Some states have statutory patient consent laws that are specific to telehealth services, such as Connecticut.22 Many states though, such as Florida, have statutory patient consent laws that apply to all healthcare services and are not specific to telehealth.23 The Federation of State Medical Boards’ model policy regarding telemedicine calls for obtaining and maintaining “[e]vidence documenting appropriate patient informed consent for the use of telemedicine technologies.”24 It is important to understand state requirements with respect to obtaining consents, including documentation of the consent, delivery of the consent and information included in the disclosures provided related to the consent.
There is limited precedent for telehealth malpractice cases. To that end, not all malpractice coverage covers telehealth services. Hawaii is an example of a state that requires malpractice carriers to cover telehealth services, but most states have no such requirement.25 Moreover, not all malpractice coverage will cover services provided in a different state.
In addition to practitioner licensure regulations providing general prescribing rules for practitioners, federal and state law often impose further limitations on prescribing in a telehealth setting. Factors include whether the prescribed drug is a controlled substance, the patient’s location, whether a physician-patient relationship has been sufficiently established, whether an emergency situation exists and whether the prescribed drug is used for medication-assisted treatment of an opiate use disorder.
Telehealth can be an effective option for providers with limited resources to utilize specialists on a less than full-time basis. As the credentialing process can be resource-consuming, especially for rural or otherwise small providers with limited resources, federal regulations allow certain types of providers to credential by proxy under certain conditions.27
Other Related Considerations
Healthcare regulatory agencies have issued, and continue to issue, other regulations that are not directed at telehealth specifically but may impact the telehealth landscape for the duration of the pandemic. For example, on March 30, 2020, CMS issued 18 waivers that exempt providers from sanctions for good faith noncompliance with specified provisions of the Physician Self-Referral Law (commonly referred to as the “Stark Law”). These broad waivers create flexibilities for the healthcare system generally that have applications to telehealth. For example, the guidance states the waivers may allow an entity to provide free telehealth equipment to a physician practice to facilitate telehealth visits.28 To the extent that hospitals and providers have relied on the March 30 CMS blanket waivers of certain provisions of the Stark regulations in setting up telehealth arrangements, telehealth entities should document carefully the regulatory guidance upon which they are relying, then unwind those arrangements promptly when necessary.

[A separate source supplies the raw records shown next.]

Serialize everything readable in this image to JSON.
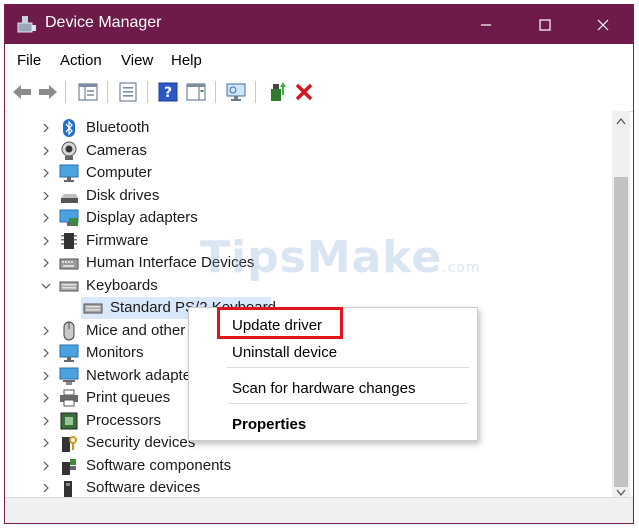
{
  "window": {
    "title": "Device Manager",
    "accent": "#6e1b4a"
  },
  "menu": {
    "file": "File",
    "action": "Action",
    "view": "View",
    "help": "Help"
  },
  "toolbar": {
    "icons": [
      "back-arrow-icon",
      "forward-arrow-icon",
      "show-hide-tree-icon",
      "properties-icon",
      "help-icon",
      "action-pane-icon",
      "scan-monitor-icon",
      "update-driver-icon",
      "uninstall-x-icon"
    ]
  },
  "tree": {
    "items": [
      {
        "label": "Bluetooth",
        "expanded": false
      },
      {
        "label": "Cameras",
        "expanded": false
      },
      {
        "label": "Computer",
        "expanded": false
      },
      {
        "label": "Disk drives",
        "expanded": false
      },
      {
        "label": "Display adapters",
        "expanded": false
      },
      {
        "label": "Firmware",
        "expanded": false
      },
      {
        "label": "Human Interface Devices",
        "expanded": false
      },
      {
        "label": "Keyboards",
        "expanded": true
      },
      {
        "label": "Standard PS/2 Keyboard",
        "child": true,
        "selected": true
      },
      {
        "label": "Mice and other",
        "expanded": false
      },
      {
        "label": "Monitors",
        "expanded": false
      },
      {
        "label": "Network adapte",
        "expanded": false
      },
      {
        "label": "Print queues",
        "expanded": false
      },
      {
        "label": "Processors",
        "expanded": false
      },
      {
        "label": "Security devices",
        "expanded": false
      },
      {
        "label": "Software components",
        "expanded": false
      },
      {
        "label": "Software devices",
        "expanded": false
      }
    ]
  },
  "context_menu": {
    "update_driver": "Update driver",
    "uninstall_device": "Uninstall device",
    "scan_changes": "Scan for hardware changes",
    "properties": "Properties",
    "highlight_color": "#e0161c"
  },
  "watermark": {
    "text": "TipsMake",
    "suffix": ".com"
  }
}
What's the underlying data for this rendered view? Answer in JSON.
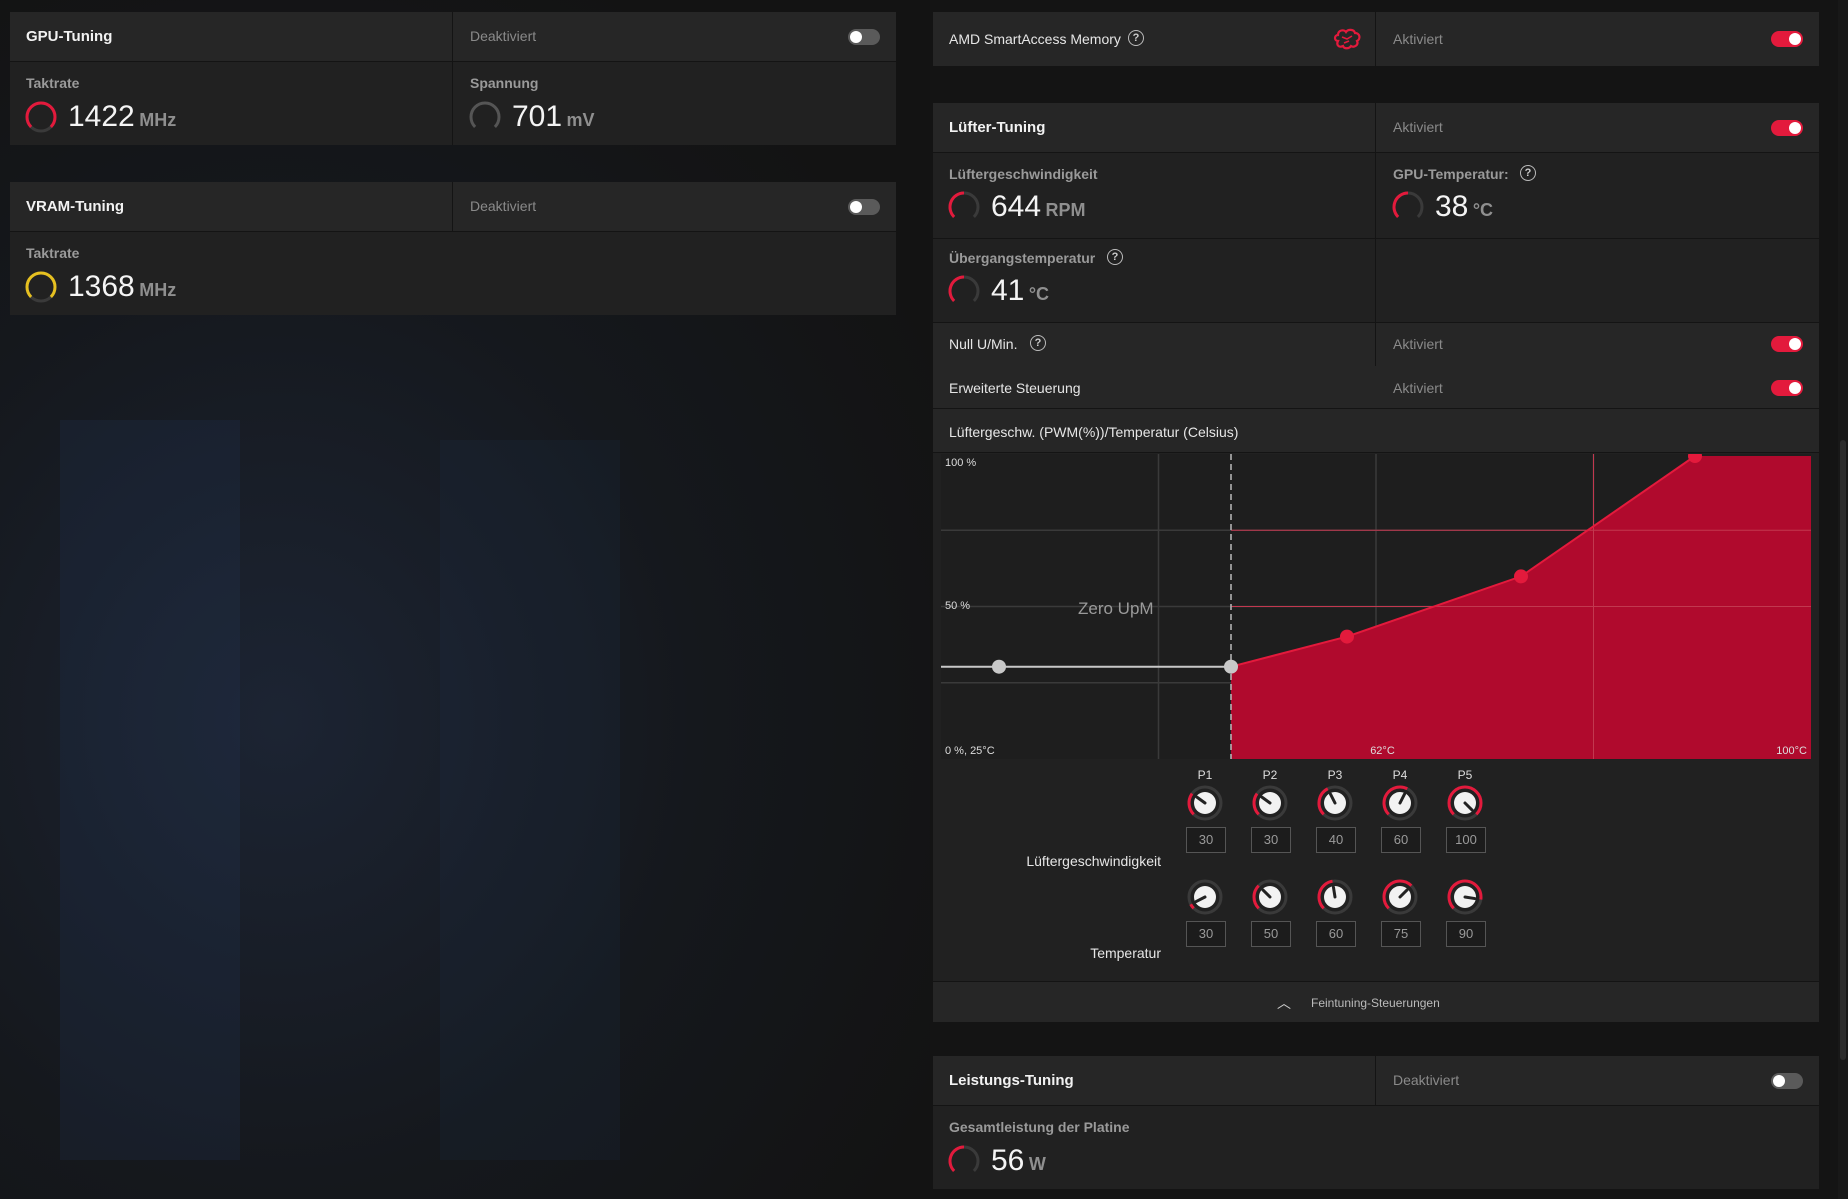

Undoubtedly, the current COVID-19 crisis has served as a catalyst for vast expansion of the use of telehealth, which will continue to change the landscape of healthcare delivery going forward.